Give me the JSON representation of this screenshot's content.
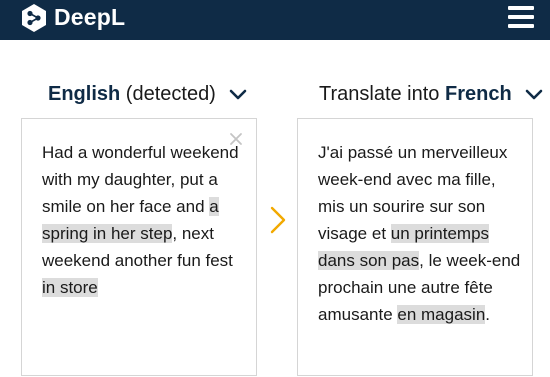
{
  "header": {
    "brand": "DeepL",
    "logo_icon": "deepl-logo",
    "menu_icon": "hamburger-menu-icon"
  },
  "source": {
    "language": "English",
    "note": "(detected)",
    "text_parts": [
      "Had a wonderful weekend with my daughter, put a smile on her face and ",
      "a spring in her step",
      ", next weekend another fun fest ",
      "in store"
    ]
  },
  "target": {
    "prefix": "Translate into ",
    "language": "French",
    "text_parts": [
      "J'ai passé un merveilleux week-end avec ma fille, mis un sourire sur son visage et ",
      "un printemps dans son pas",
      ", le week-end prochain une autre fête amusante ",
      "en magasin",
      "."
    ]
  },
  "colors": {
    "navy": "#0f2b46",
    "accent": "#f2a900",
    "highlight": "#dcdcdc",
    "border": "#d5d5d5"
  }
}
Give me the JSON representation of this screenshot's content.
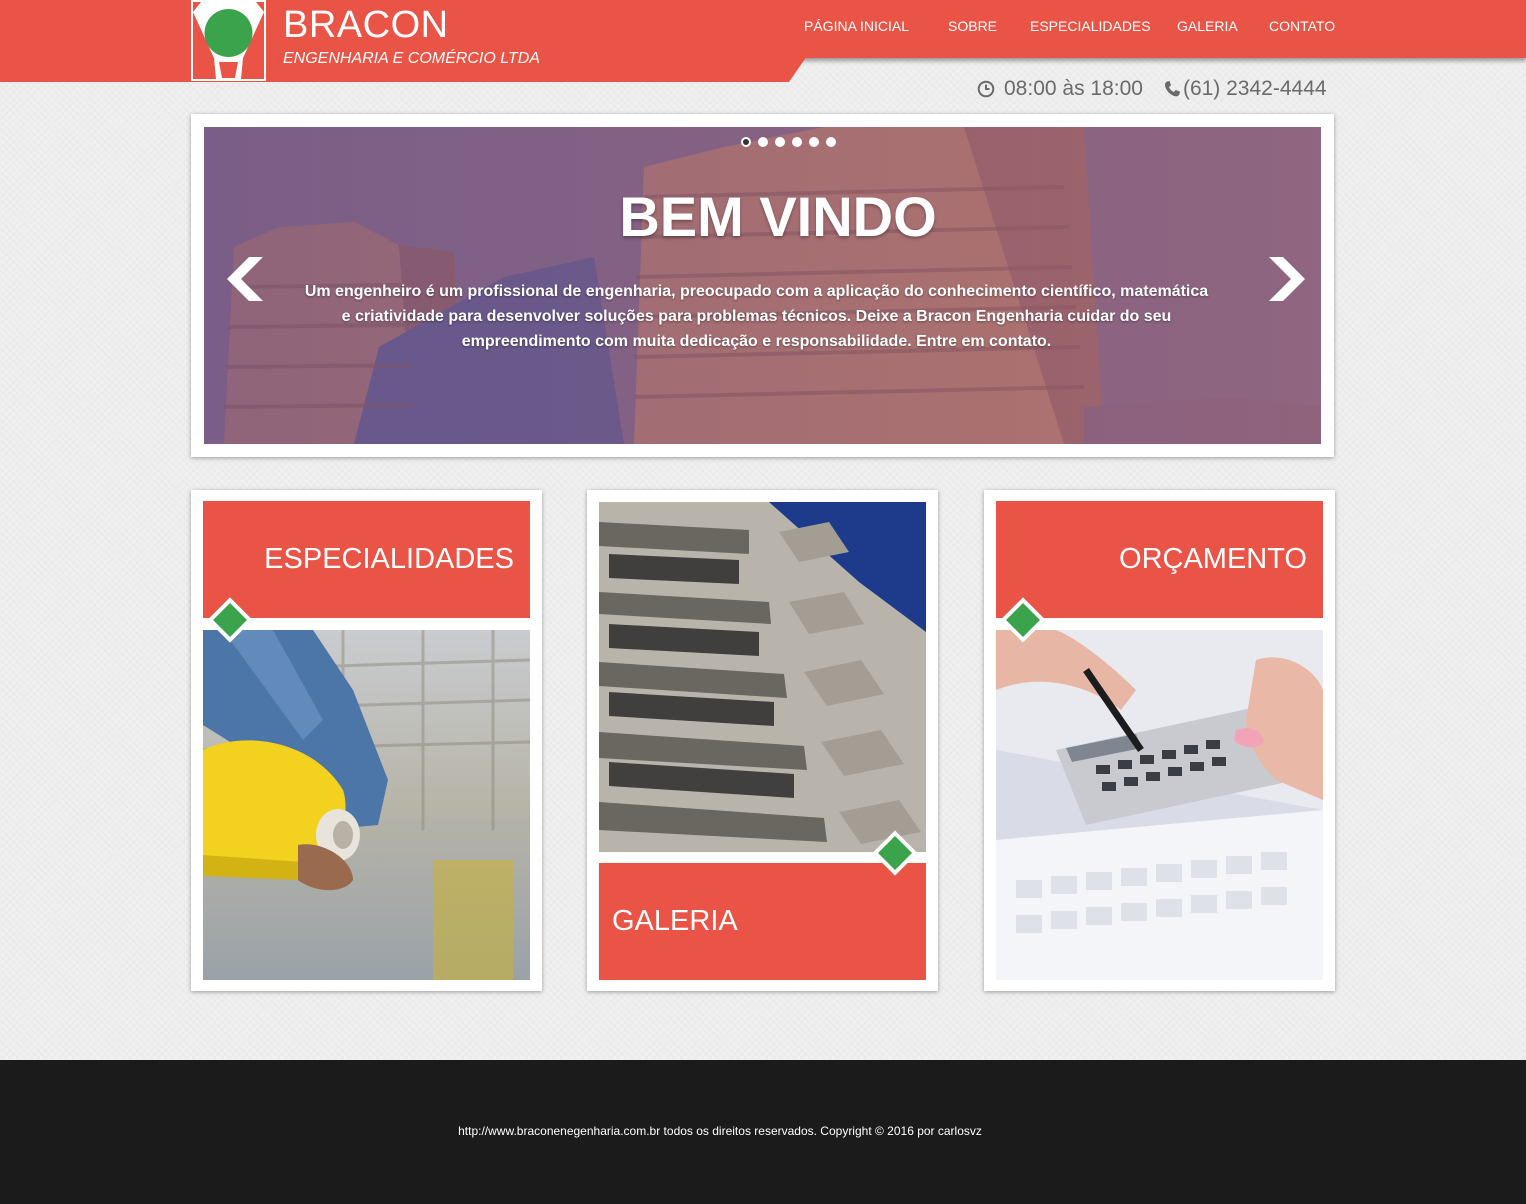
{
  "colors": {
    "brand_red": "#e95446",
    "accent_green": "#3aa34b",
    "footer_bg": "#1b1b1b",
    "page_bg": "#efefef"
  },
  "header": {
    "brand_name": "BRACON",
    "brand_subtitle": "ENGENHARIA E COMÉRCIO LTDA",
    "logo_icon": "green-circle-logo",
    "nav": [
      {
        "label": "PÁGINA INICIAL"
      },
      {
        "label": "SOBRE"
      },
      {
        "label": "ESPECIALIDADES"
      },
      {
        "label": "GALERIA"
      },
      {
        "label": "CONTATO"
      }
    ],
    "hours": "08:00 às 18:00",
    "hours_icon": "clock-icon",
    "phone": "(61) 2342-4444",
    "phone_icon": "phone-icon"
  },
  "slider": {
    "title": "BEM VINDO",
    "text": "Um engenheiro é um profissional de engenharia, preocupado com a aplicação do conhecimento científico, matemática e criatividade para desenvolver soluções para problemas técnicos. Deixe a Bracon Engenharia cuidar do seu empreendimento com muita dedicação e responsabilidade. Entre em contato.",
    "dots_count": 6,
    "active_dot": 1,
    "prev_icon": "chevron-left-icon",
    "next_icon": "chevron-right-icon"
  },
  "cards": [
    {
      "label": "ESPECIALIDADES",
      "image": "worker-with-yellow-helmet"
    },
    {
      "label": "GALERIA",
      "image": "building-facade-balconies"
    },
    {
      "label": "ORÇAMENTO",
      "image": "hands-with-calculator-and-pen"
    }
  ],
  "footer": {
    "text": "http://www.braconenegenharia.com.br todos os direitos reservados. Copyright © 2016 por carlosvz"
  }
}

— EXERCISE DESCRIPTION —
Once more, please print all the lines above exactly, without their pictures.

— SOLUTION TO THIS PROBLEM —
Give me the JSON representation of this screenshot's content.
{
  "header": {
    "brand": "DeepL",
    "logo_icon": "deepl-logo",
    "menu_icon": "hamburger-menu-icon"
  },
  "source": {
    "language": "English",
    "note": "(detected)",
    "text_parts": [
      "Had a wonderful weekend with my daughter, put a smile on her face and ",
      "a spring in her step",
      ", next weekend another fun fest ",
      "in store"
    ]
  },
  "target": {
    "prefix": "Translate into ",
    "language": "French",
    "text_parts": [
      "J'ai passé un merveilleux week-end avec ma fille, mis un sourire sur son visage et ",
      "un printemps dans son pas",
      ", le week-end prochain une autre fête amusante ",
      "en magasin",
      "."
    ]
  },
  "colors": {
    "navy": "#0f2b46",
    "accent": "#f2a900",
    "highlight": "#dcdcdc",
    "border": "#d5d5d5"
  }
}
Give me the JSON representation of this screenshot's content.
{
  "colors": {
    "brand_red": "#e95446",
    "accent_green": "#3aa34b",
    "footer_bg": "#1b1b1b",
    "page_bg": "#efefef"
  },
  "header": {
    "brand_name": "BRACON",
    "brand_subtitle": "ENGENHARIA E COMÉRCIO LTDA",
    "logo_icon": "green-circle-logo",
    "nav": [
      {
        "label": "PÁGINA INICIAL"
      },
      {
        "label": "SOBRE"
      },
      {
        "label": "ESPECIALIDADES"
      },
      {
        "label": "GALERIA"
      },
      {
        "label": "CONTATO"
      }
    ],
    "hours": "08:00 às 18:00",
    "hours_icon": "clock-icon",
    "phone": "(61) 2342-4444",
    "phone_icon": "phone-icon"
  },
  "slider": {
    "title": "BEM VINDO",
    "text": "Um engenheiro é um profissional de engenharia, preocupado com a aplicação do conhecimento científico, matemática e criatividade para desenvolver soluções para problemas técnicos. Deixe a Bracon Engenharia cuidar do seu empreendimento com muita dedicação e responsabilidade. Entre em contato.",
    "dots_count": 6,
    "active_dot": 1,
    "prev_icon": "chevron-left-icon",
    "next_icon": "chevron-right-icon"
  },
  "cards": [
    {
      "label": "ESPECIALIDADES",
      "image": "worker-with-yellow-helmet"
    },
    {
      "label": "GALERIA",
      "image": "building-facade-balconies"
    },
    {
      "label": "ORÇAMENTO",
      "image": "hands-with-calculator-and-pen"
    }
  ],
  "footer": {
    "text": "http://www.braconenegenharia.com.br todos os direitos reservados. Copyright © 2016 por carlosvz"
  }
}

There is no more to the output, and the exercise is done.